__SOURCE INFORMATION__:

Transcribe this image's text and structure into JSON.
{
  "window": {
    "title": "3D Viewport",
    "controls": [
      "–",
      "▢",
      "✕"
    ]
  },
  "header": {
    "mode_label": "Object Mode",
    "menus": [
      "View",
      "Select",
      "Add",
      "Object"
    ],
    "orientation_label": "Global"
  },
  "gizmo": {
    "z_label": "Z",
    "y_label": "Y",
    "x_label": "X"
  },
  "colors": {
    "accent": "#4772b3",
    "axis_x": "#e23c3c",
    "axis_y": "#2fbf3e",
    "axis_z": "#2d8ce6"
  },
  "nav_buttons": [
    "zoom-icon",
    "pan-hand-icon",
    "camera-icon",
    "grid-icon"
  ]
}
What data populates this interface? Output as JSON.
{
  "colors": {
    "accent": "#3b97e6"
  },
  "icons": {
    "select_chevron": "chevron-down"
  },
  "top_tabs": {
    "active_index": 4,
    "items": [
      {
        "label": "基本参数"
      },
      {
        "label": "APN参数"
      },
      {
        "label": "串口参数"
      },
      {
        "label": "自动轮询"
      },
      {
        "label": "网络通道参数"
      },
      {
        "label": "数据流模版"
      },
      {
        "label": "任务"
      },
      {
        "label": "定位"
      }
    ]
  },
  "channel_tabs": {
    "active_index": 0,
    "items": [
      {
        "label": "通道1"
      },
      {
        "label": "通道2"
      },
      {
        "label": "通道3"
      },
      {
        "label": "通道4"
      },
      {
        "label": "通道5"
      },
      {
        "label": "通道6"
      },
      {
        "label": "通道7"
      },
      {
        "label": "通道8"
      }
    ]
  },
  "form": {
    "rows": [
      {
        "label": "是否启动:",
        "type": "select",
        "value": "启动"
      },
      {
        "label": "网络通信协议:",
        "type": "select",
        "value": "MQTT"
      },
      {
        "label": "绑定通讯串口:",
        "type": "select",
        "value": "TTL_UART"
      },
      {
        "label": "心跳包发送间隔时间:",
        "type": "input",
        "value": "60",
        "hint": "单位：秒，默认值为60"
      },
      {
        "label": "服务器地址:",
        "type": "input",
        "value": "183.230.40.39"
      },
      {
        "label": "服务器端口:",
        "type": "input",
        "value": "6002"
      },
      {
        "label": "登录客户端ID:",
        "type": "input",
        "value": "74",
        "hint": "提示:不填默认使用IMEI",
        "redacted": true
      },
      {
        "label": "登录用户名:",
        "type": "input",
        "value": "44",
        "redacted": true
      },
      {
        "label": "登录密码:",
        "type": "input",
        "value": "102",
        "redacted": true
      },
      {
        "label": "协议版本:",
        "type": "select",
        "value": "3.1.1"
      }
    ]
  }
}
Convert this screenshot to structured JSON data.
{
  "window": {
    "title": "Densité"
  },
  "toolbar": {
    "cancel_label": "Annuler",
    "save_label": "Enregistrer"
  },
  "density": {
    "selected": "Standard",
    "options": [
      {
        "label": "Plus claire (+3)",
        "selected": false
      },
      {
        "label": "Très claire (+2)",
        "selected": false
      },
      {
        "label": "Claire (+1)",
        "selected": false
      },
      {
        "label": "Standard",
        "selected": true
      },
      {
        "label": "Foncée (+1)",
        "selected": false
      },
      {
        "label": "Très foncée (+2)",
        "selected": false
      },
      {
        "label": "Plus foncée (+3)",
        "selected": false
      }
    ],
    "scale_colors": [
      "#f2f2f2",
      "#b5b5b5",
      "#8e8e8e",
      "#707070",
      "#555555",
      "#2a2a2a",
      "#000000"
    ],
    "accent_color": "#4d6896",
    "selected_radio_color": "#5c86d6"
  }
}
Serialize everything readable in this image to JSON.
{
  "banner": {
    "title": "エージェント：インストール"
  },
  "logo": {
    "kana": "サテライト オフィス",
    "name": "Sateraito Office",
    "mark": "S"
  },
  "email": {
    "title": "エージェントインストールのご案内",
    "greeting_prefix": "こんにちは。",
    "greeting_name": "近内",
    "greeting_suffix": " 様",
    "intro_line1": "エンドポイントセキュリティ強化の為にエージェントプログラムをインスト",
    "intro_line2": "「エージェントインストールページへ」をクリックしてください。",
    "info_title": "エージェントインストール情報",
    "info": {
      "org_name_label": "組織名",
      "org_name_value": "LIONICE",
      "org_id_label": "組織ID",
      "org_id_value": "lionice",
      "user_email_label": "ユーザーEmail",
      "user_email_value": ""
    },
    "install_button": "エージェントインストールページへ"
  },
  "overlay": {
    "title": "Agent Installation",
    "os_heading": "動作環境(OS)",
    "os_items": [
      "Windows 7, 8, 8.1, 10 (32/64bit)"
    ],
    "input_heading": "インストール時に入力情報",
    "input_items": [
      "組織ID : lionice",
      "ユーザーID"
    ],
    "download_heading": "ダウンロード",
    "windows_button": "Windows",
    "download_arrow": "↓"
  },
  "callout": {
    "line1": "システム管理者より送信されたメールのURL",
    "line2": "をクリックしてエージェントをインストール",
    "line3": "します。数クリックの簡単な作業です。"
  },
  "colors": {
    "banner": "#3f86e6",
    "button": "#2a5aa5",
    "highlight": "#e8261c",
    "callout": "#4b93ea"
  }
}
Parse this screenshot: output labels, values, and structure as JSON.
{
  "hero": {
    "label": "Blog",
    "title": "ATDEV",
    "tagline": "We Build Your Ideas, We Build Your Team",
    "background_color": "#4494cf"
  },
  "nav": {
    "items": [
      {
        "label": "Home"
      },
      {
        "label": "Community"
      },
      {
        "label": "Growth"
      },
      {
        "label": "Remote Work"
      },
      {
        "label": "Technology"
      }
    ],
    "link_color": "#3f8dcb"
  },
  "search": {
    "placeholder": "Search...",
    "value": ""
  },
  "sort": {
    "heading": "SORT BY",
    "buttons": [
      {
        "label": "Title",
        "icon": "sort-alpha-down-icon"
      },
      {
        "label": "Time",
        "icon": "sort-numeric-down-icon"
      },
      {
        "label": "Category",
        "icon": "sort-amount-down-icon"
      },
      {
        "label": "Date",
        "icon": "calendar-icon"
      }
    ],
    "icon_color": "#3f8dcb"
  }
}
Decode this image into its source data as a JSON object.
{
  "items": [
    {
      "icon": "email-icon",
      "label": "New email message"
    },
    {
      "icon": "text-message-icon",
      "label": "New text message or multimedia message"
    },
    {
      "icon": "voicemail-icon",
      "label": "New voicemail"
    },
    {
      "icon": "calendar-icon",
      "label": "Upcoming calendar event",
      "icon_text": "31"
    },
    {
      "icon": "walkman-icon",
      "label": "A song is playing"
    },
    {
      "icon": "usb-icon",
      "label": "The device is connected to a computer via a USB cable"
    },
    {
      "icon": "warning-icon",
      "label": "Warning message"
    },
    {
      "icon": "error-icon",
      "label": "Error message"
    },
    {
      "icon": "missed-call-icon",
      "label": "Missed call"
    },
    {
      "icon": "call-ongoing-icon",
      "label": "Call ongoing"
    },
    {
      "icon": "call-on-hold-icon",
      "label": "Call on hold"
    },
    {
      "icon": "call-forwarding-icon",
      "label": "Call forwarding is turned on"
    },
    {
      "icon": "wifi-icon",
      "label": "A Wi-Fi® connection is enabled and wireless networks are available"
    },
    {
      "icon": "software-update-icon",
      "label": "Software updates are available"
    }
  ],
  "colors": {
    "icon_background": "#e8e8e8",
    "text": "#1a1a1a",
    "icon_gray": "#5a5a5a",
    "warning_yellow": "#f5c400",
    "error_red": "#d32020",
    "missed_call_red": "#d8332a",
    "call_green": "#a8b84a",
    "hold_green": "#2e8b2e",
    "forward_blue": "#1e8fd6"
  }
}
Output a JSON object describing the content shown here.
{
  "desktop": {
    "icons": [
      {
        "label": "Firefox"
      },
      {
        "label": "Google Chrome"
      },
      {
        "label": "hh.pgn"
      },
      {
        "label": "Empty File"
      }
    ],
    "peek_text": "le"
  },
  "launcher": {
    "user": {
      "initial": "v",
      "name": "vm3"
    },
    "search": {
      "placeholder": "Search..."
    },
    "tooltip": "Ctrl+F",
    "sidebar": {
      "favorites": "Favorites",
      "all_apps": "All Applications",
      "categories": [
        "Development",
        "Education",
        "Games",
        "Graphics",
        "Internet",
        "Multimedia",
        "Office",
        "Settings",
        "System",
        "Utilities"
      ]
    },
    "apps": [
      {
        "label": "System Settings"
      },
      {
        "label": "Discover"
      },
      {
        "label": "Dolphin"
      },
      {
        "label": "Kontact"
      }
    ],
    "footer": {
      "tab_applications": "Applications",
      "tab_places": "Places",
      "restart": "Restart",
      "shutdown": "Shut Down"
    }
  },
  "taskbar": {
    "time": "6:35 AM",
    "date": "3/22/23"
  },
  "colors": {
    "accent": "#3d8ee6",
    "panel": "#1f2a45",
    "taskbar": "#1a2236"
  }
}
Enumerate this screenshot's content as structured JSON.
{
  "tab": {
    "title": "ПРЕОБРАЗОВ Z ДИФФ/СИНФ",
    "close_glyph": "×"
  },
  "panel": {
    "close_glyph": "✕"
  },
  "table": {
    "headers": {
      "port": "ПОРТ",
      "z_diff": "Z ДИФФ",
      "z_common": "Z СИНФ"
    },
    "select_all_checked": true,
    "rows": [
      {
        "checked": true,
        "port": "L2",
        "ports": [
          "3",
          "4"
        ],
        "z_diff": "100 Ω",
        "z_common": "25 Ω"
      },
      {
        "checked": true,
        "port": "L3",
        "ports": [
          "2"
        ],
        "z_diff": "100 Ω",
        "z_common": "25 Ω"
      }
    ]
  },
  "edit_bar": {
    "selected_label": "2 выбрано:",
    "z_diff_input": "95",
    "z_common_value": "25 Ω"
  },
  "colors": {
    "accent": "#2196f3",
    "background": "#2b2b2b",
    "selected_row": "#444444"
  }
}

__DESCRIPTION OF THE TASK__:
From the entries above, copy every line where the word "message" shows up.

__ANSWER AREA__:
      "label": "New email message"
      "icon": "text-message-icon",
      "label": "New text message or multimedia message"
      "label": "Warning message"
      "label": "Error message"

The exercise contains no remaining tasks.